[Component data from apps and pages]
______________________________
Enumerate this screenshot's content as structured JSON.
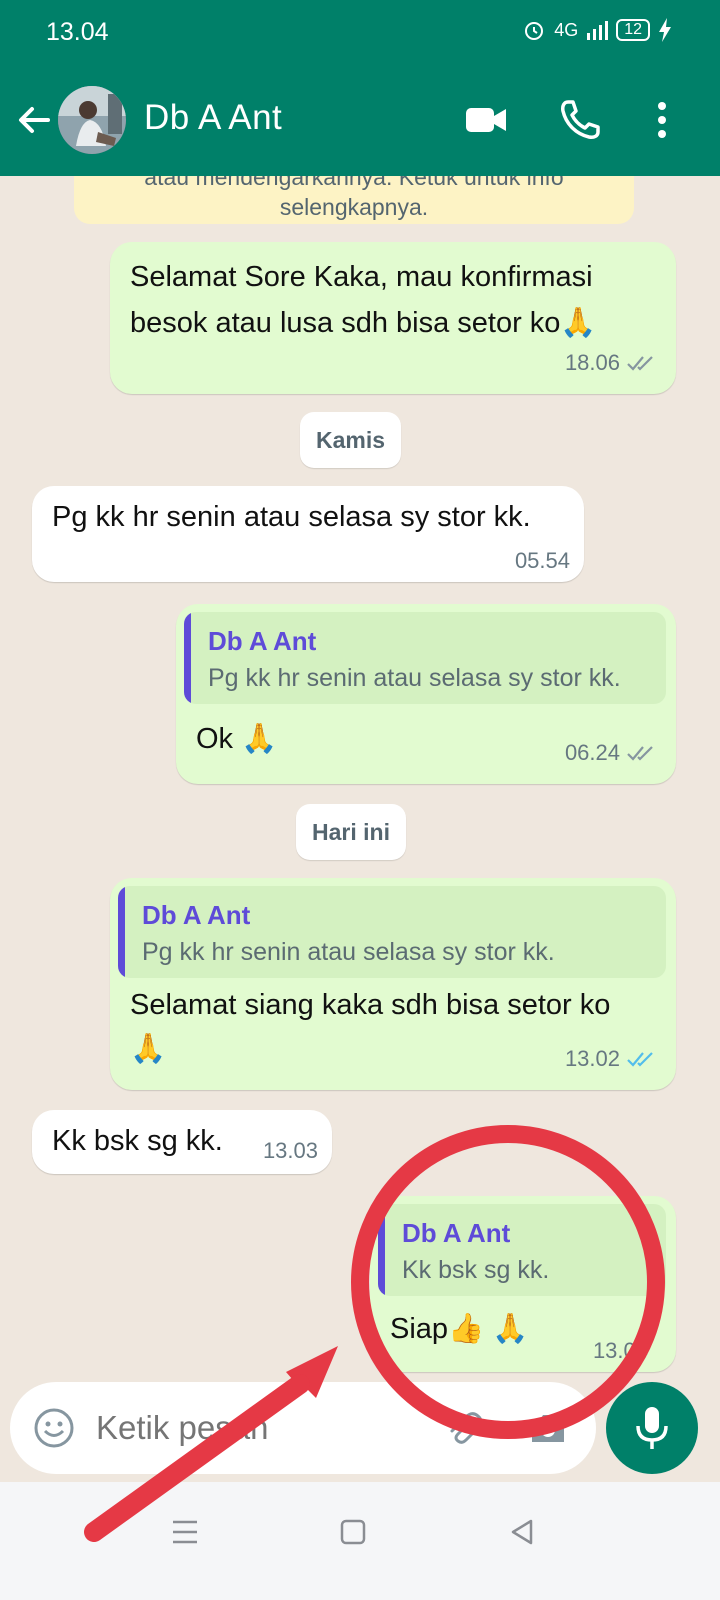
{
  "status_bar": {
    "time": "13.04",
    "network": "4G",
    "battery": "12"
  },
  "header": {
    "contact_name": "Db A Ant"
  },
  "notice": {
    "line1": "atau mendengarkannya. Ketuk untuk info",
    "line2": "selengkapnya."
  },
  "messages": [
    {
      "direction": "out",
      "text_line1": "Selamat Sore Kaka, mau konfirmasi",
      "text_line2": "besok atau lusa sdh bisa setor ko🙏",
      "time": "18.06",
      "status": "read"
    },
    {
      "type": "date",
      "label": "Kamis"
    },
    {
      "direction": "in",
      "text": "Pg kk hr senin atau selasa sy stor kk.",
      "time": "05.54"
    },
    {
      "direction": "out",
      "quote_name": "Db A Ant",
      "quote_text": "Pg kk hr senin atau selasa sy stor kk.",
      "text": "Ok 🙏",
      "time": "06.24",
      "status": "delivered"
    },
    {
      "type": "date",
      "label": "Hari ini"
    },
    {
      "direction": "out",
      "quote_name": "Db A Ant",
      "quote_text": "Pg kk hr senin atau selasa sy stor kk.",
      "text_line1": "Selamat siang kaka sdh bisa setor ko",
      "text_line2": "🙏",
      "time": "13.02",
      "status": "read"
    },
    {
      "direction": "in",
      "text": "Kk bsk sg kk.",
      "time": "13.03"
    },
    {
      "direction": "out",
      "quote_name": "Db A Ant",
      "quote_text": "Kk bsk sg kk.",
      "text": "Siap👍 🙏",
      "time": "13.04",
      "status": "sent"
    }
  ],
  "composer": {
    "placeholder": "Ketik pesan"
  },
  "colors": {
    "header": "#008069",
    "outgoing_bubble": "#e2fbd0",
    "incoming_bubble": "#ffffff",
    "quote_accent": "#5e4bd8",
    "read_tick": "#53bdeb",
    "annotation": "#e53945"
  }
}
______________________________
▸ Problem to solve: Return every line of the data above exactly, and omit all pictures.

▸ Completed exercise:
Enumerate this screenshot's content as structured JSON.
{
  "status_bar": {
    "time": "13.04",
    "network": "4G",
    "battery": "12"
  },
  "header": {
    "contact_name": "Db A Ant"
  },
  "notice": {
    "line1": "atau mendengarkannya. Ketuk untuk info",
    "line2": "selengkapnya."
  },
  "messages": [
    {
      "direction": "out",
      "text_line1": "Selamat Sore Kaka, mau konfirmasi",
      "text_line2": "besok atau lusa sdh bisa setor ko🙏",
      "time": "18.06",
      "status": "read"
    },
    {
      "type": "date",
      "label": "Kamis"
    },
    {
      "direction": "in",
      "text": "Pg kk hr senin atau selasa sy stor kk.",
      "time": "05.54"
    },
    {
      "direction": "out",
      "quote_name": "Db A Ant",
      "quote_text": "Pg kk hr senin atau selasa sy stor kk.",
      "text": "Ok 🙏",
      "time": "06.24",
      "status": "delivered"
    },
    {
      "type": "date",
      "label": "Hari ini"
    },
    {
      "direction": "out",
      "quote_name": "Db A Ant",
      "quote_text": "Pg kk hr senin atau selasa sy stor kk.",
      "text_line1": "Selamat siang kaka sdh bisa setor ko",
      "text_line2": "🙏",
      "time": "13.02",
      "status": "read"
    },
    {
      "direction": "in",
      "text": "Kk bsk sg kk.",
      "time": "13.03"
    },
    {
      "direction": "out",
      "quote_name": "Db A Ant",
      "quote_text": "Kk bsk sg kk.",
      "text": "Siap👍 🙏",
      "time": "13.04",
      "status": "sent"
    }
  ],
  "composer": {
    "placeholder": "Ketik pesan"
  },
  "colors": {
    "header": "#008069",
    "outgoing_bubble": "#e2fbd0",
    "incoming_bubble": "#ffffff",
    "quote_accent": "#5e4bd8",
    "read_tick": "#53bdeb",
    "annotation": "#e53945"
  }
}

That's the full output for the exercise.